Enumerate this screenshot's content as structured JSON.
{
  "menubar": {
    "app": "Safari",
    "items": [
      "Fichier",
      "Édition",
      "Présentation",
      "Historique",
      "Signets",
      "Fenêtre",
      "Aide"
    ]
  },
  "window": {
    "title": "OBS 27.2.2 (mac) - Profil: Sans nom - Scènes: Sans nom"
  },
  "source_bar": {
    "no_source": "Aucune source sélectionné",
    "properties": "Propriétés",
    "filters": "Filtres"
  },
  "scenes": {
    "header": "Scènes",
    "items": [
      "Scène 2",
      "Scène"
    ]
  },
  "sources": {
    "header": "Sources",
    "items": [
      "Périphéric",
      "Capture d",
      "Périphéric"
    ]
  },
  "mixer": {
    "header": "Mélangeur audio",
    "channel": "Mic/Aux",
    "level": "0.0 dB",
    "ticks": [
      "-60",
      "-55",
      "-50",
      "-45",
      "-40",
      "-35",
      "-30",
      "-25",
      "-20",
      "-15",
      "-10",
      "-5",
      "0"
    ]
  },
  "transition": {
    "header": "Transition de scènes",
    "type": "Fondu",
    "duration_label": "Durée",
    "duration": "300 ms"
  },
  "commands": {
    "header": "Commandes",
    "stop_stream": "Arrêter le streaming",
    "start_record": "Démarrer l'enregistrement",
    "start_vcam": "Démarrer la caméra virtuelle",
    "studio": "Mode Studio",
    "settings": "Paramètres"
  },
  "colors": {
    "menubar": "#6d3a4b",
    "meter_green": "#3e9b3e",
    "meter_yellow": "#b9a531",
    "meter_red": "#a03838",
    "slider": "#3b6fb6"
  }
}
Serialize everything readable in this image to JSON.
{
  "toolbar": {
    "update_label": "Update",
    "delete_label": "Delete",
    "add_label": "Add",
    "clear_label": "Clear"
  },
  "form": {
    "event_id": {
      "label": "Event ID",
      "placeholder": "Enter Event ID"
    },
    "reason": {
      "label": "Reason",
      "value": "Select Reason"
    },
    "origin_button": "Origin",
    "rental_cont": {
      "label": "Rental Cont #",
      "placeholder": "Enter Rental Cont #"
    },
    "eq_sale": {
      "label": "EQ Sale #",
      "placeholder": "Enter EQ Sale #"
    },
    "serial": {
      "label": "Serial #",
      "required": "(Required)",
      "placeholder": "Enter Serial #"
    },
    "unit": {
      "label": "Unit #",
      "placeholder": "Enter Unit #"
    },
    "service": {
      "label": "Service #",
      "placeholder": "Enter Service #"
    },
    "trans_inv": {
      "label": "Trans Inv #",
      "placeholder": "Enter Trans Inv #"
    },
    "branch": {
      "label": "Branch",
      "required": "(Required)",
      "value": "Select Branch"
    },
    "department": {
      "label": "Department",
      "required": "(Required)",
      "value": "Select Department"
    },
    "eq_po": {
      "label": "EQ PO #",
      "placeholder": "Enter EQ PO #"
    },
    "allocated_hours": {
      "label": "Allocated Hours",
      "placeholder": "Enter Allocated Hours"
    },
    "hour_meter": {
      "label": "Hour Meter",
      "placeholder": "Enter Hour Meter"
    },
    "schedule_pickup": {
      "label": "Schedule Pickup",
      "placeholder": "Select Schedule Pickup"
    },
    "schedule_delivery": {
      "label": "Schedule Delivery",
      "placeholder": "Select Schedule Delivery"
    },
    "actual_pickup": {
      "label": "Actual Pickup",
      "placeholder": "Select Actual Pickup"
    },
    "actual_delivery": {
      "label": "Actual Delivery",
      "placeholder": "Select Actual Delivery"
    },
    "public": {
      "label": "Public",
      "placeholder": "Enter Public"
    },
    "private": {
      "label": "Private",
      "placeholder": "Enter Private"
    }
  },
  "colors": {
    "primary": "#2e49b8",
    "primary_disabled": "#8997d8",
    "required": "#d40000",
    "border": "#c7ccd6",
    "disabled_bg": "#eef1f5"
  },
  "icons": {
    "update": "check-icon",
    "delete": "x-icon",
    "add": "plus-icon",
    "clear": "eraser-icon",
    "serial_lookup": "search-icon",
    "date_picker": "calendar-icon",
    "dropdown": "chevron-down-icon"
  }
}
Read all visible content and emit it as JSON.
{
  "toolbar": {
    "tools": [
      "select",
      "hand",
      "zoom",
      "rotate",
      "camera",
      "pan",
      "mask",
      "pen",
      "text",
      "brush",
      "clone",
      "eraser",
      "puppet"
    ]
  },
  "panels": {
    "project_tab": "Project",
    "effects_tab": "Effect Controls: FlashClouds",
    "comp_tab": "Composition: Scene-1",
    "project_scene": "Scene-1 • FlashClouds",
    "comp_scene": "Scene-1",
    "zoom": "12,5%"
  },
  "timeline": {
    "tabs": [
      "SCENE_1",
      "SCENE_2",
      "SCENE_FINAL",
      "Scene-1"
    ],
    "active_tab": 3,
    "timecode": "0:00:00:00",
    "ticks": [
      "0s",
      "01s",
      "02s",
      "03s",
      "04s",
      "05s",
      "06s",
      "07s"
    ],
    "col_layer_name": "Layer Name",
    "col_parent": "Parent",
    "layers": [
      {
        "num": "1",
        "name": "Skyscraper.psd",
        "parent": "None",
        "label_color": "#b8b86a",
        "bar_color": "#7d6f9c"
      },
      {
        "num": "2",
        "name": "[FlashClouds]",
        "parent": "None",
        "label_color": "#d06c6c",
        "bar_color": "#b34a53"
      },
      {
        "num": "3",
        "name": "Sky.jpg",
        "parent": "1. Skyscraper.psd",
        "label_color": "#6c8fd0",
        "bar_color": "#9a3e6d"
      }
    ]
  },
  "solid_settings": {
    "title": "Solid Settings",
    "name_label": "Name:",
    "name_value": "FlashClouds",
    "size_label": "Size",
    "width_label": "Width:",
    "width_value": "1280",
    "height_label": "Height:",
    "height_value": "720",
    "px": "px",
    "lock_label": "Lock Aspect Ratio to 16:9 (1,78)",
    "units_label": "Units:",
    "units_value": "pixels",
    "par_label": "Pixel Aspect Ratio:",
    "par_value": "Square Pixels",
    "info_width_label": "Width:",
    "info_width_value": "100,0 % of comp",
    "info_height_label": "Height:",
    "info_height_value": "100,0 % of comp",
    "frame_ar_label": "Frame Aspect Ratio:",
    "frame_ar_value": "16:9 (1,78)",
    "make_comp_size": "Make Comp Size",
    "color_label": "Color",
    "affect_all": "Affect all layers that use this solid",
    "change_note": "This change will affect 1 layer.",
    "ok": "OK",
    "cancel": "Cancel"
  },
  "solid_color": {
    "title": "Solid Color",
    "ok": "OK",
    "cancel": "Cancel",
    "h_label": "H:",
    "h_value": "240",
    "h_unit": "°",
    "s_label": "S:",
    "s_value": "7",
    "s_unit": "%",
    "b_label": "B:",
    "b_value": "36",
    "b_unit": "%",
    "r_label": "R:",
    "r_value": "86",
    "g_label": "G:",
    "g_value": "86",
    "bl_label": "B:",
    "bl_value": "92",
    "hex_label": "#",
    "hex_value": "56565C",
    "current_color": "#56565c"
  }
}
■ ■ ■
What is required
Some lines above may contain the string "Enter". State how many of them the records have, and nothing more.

Exercise result
12